In March, a federal appeals court halted John Battaglia’s execution just hours before it was scheduled. He was granted a court-appointed attorney to investigate claims he may be mentally incompetent.
Battaglia shot and killed his two daughters in 2001. He allegedly did it to get back at his estranged wife, who tried to have him arrested for violating his domestic violence probation.
During Monday's hearing, Dr. Diane Mosnik, a psychologist hired by the defense, testified that Battaglia's mother suffered from bipolar disorder, experienced delusions and ultimately committed suicide. She argued that may show a family history of mental illness.
Dr. Mosnik said Battaglia had elevated scores for paranoia and mania.
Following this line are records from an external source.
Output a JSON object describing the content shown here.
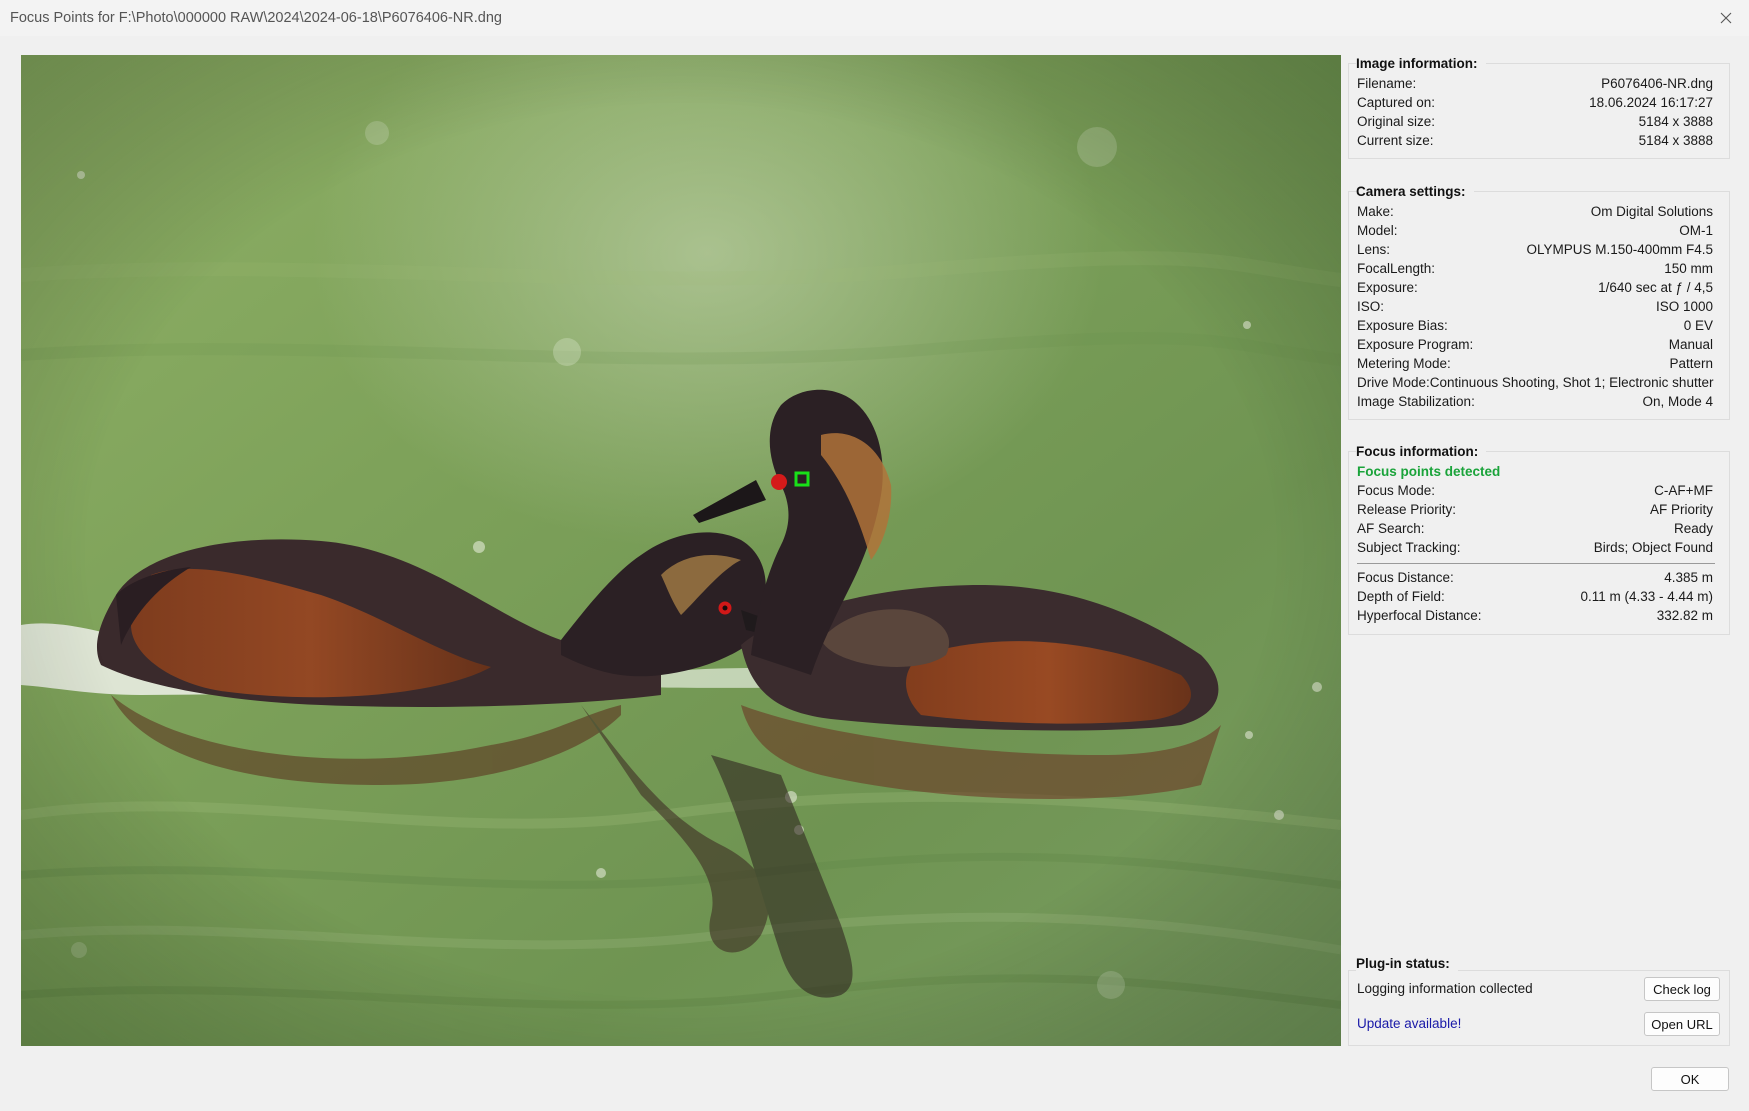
{
  "window": {
    "title": "Focus Points for F:\\Photo\\000000 RAW\\2024\\2024-06-18\\P6076406-NR.dng"
  },
  "image_info": {
    "title": "Image information:",
    "rows": [
      {
        "label": "Filename:",
        "value": "P6076406-NR.dng"
      },
      {
        "label": "Captured on:",
        "value": "18.06.2024 16:17:27"
      },
      {
        "label": "Original size:",
        "value": "5184 x 3888"
      },
      {
        "label": "Current size:",
        "value": "5184 x 3888"
      }
    ]
  },
  "camera_settings": {
    "title": "Camera settings:",
    "rows": [
      {
        "label": "Make:",
        "value": "Om Digital Solutions"
      },
      {
        "label": "Model:",
        "value": "OM-1"
      },
      {
        "label": "Lens:",
        "value": "OLYMPUS M.150-400mm F4.5"
      },
      {
        "label": "FocalLength:",
        "value": "150 mm"
      },
      {
        "label": "Exposure:",
        "value": "1/640 sec at ƒ / 4,5"
      },
      {
        "label": "ISO:",
        "value": "ISO 1000"
      },
      {
        "label": "Exposure Bias:",
        "value": "0 EV"
      },
      {
        "label": "Exposure Program:",
        "value": "Manual"
      },
      {
        "label": "Metering Mode:",
        "value": "Pattern"
      },
      {
        "label": "Drive Mode:",
        "value": "Continuous Shooting, Shot 1; Electronic shutter"
      },
      {
        "label": "Image Stabilization:",
        "value": "On, Mode 4"
      }
    ]
  },
  "focus_info": {
    "title": "Focus information:",
    "status": "Focus points detected",
    "rows": [
      {
        "label": "Focus Mode:",
        "value": "C-AF+MF"
      },
      {
        "label": "Release Priority:",
        "value": "AF Priority"
      },
      {
        "label": "AF Search:",
        "value": "Ready"
      },
      {
        "label": "Subject Tracking:",
        "value": "Birds; Object Found"
      }
    ],
    "distance_rows": [
      {
        "label": "Focus Distance:",
        "value": "4.385 m"
      },
      {
        "label": "Depth of Field:",
        "value": "0.11 m (4.33 - 4.44 m)"
      },
      {
        "label": "Hyperfocal Distance:",
        "value": "332.82 m"
      }
    ]
  },
  "plugin_status": {
    "title": "Plug-in status:",
    "logging_text": "Logging information collected",
    "check_log_label": "Check log",
    "update_text": "Update available!",
    "open_url_label": "Open URL"
  },
  "footer": {
    "ok_label": "OK"
  },
  "icons": {
    "close": "close-icon",
    "focus_point_active": "focus-point-active-icon",
    "face_detected": "face-detected-icon",
    "eye_detected": "eye-detected-icon"
  },
  "colors": {
    "focus_active": "#19e019",
    "face_detect": "#e01a1a",
    "status_green": "#1aa33a",
    "link": "#1a1aa8"
  }
}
She diagnosed him with bipolar disorder and delusional disorder and believes he is incompetent to be executed.
She said he doesn't have a rational understanding of himself committing the crime because of his delusions of conspiracy. She claimed a person needs to have a rational understanding of why they're being executed or it would be cruel and unusual punishment.
“Because of the presence of significant delusions that pervade his discussions and his writings, his presentation, his performance on exams, he believes that this is for other purposes,” she said.
Under cross-examination, Dr. Mosnik admitted Battaglia had no prior mental illness diagnosis, is not taking any medication and did not report mental illness issues.
The state’s psychologist, Dr. Timothy Proctor, diagnosed Battaglia with delusional disorder and personality disorder. But he said a person can have a personality disorder or delusional disorder and still be competent for execution.
“He has a large conspiracy-based delusional system that involves a seemingly endless cast of characters being involved,” Proctor said.
In their tests, both experts agreed Battaglia is highly intelligent. Neither thinks he is faking a mental illness to try and avoid being executed on Dec. 7.
The hearing is expected to last through at least Tuesday.